Investors facing the Roth-conversion decision tend to see it as an either/or proposition: keep everything in the traditional IRA, or convert everything into a Roth.
But there’s a third option: leaving some money in the traditional IRA while converting the rest.
The most obvious reason would be to prevent the conversion from kicking you into a higher tax bracket. Income tax must be paid on deductible contributions and investment gains, and these sums are added to your taxable income. If converting everything would boost you from a 15% to 25% tax bracket, it could make sense to limit the conversion so you can keep the lower tax rate.
Many people doing that plan a sequence of conversions over several years until everything is moved into the Roth.
But it may be worth thinking about leaving some of your funds in the traditional IRA for good, to hedge against the uncertainty over future tax rates.
Generally, a Roth conversion makes sense if you expect to be in a higher tax bracket in retirement, since you could pay tax at today’s lower rate to avoid a bigger tax later. But if you expect your tax rate to fall, you’d pay less by sticking with the traditional IRA and paying at the lower rate when you make withdrawals later.
The problem is that, even if you can predict the size of your taxable income in retirement, no one knows what the tax laws will be in five, 10, 20 or 30 years. In the worst case, Washington could change the rules to give you a higher tax rate even if your income goes down.

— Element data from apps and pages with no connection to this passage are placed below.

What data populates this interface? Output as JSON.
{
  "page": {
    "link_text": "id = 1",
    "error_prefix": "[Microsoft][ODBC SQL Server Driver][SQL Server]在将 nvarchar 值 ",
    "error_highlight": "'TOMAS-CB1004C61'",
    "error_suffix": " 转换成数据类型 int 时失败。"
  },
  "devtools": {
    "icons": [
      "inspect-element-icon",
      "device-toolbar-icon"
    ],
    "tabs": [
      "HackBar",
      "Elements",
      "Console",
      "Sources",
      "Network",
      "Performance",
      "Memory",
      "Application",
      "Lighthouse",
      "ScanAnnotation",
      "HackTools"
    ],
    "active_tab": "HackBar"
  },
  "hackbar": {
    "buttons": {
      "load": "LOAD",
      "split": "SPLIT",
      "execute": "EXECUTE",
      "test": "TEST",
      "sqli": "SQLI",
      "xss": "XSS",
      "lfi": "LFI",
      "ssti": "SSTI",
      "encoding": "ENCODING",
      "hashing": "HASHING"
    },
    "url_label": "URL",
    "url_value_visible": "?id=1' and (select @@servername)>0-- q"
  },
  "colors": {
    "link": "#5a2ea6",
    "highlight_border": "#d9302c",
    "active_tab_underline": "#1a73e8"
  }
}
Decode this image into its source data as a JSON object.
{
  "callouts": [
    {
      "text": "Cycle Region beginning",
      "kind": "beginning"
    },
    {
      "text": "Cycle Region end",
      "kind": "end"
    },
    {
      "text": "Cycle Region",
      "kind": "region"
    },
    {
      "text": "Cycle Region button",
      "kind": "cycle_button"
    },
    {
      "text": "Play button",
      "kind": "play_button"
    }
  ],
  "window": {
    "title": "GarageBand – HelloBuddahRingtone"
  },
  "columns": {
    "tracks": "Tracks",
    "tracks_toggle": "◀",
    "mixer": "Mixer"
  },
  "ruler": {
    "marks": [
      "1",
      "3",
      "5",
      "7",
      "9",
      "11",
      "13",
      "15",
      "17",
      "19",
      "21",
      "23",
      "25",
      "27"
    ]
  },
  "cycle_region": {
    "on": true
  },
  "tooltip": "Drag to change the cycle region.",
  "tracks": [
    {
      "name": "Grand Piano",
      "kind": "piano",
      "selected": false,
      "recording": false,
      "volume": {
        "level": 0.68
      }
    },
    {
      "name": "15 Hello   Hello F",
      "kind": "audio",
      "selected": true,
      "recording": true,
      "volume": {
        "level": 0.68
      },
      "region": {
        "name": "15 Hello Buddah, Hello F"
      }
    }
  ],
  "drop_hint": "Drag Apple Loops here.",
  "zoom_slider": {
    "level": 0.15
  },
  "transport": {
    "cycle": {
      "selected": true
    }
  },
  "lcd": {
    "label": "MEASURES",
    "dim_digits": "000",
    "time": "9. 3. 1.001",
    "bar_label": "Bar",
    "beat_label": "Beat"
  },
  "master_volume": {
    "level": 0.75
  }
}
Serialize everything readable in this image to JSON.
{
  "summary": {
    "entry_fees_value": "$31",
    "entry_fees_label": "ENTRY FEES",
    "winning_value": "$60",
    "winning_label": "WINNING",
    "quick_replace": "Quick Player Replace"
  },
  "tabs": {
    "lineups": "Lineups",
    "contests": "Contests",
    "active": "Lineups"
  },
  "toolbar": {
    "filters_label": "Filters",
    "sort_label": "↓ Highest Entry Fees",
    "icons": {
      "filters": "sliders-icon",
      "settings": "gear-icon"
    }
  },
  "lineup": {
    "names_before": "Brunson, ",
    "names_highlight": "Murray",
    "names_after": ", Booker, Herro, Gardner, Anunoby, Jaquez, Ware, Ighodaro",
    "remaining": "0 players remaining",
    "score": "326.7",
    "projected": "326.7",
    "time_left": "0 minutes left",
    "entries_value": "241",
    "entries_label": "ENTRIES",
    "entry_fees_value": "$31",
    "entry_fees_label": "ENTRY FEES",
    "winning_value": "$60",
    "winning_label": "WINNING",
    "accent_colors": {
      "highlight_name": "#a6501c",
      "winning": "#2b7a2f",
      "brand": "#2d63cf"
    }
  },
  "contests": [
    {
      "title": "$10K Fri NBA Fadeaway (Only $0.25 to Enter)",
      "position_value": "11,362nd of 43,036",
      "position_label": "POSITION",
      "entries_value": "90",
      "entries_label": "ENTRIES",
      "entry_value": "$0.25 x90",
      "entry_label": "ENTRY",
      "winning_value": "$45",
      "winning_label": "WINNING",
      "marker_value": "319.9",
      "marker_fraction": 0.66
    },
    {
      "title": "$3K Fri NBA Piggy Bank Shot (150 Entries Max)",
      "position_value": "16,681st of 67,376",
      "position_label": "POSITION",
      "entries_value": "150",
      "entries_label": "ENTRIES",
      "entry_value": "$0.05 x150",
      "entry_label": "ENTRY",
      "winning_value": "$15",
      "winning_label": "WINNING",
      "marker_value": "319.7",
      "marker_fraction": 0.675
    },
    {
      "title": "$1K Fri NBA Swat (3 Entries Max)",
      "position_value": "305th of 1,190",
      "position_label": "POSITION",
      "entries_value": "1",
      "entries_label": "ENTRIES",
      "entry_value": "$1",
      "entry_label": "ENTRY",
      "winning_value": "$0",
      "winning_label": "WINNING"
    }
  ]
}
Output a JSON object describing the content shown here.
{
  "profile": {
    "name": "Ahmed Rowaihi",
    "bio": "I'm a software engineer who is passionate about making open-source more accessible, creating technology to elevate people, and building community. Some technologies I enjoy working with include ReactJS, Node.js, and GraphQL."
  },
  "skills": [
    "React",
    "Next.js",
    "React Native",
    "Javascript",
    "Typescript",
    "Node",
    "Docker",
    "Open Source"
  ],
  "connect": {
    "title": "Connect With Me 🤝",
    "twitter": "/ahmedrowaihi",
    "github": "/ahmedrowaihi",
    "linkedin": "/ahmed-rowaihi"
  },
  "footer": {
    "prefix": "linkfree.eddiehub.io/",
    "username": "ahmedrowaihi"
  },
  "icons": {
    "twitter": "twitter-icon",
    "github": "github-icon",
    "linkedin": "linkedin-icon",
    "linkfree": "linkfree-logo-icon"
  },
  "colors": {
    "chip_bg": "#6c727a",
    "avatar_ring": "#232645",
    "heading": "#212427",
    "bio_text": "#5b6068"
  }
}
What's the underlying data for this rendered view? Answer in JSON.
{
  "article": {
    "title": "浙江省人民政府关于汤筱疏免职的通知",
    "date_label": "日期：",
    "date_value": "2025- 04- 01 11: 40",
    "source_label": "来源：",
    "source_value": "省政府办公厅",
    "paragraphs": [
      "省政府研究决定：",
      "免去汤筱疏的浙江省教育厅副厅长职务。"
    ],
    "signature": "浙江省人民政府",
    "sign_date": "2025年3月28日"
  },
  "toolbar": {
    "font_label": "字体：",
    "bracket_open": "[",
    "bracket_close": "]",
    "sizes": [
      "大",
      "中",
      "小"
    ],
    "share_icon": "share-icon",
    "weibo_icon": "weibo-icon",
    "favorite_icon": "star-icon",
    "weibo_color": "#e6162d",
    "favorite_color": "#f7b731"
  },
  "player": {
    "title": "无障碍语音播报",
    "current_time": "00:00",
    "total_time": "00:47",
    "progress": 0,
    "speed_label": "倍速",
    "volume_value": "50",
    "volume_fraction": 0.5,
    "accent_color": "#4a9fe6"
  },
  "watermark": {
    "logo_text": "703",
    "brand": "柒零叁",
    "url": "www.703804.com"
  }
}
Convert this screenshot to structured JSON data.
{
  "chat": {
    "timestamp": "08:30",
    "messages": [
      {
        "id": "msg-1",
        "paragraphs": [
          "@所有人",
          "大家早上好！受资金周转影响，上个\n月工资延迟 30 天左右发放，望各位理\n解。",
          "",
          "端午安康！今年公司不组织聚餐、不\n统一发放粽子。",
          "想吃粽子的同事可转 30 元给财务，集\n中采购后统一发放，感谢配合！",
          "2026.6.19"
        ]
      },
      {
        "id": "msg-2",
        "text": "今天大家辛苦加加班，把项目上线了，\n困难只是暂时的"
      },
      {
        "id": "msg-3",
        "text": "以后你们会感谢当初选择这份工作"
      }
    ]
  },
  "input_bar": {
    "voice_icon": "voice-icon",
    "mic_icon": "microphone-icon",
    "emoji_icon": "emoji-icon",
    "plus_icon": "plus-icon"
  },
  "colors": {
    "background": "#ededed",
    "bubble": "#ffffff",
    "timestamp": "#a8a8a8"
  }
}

By keeping some funds in the traditional IRA and converting the rest, you could have a bit more control over your future tax situation. The result won’t be quite as good as if you guessed correctly about your future tax bracket, but it won’t be as bad as it would if you guessed wrong.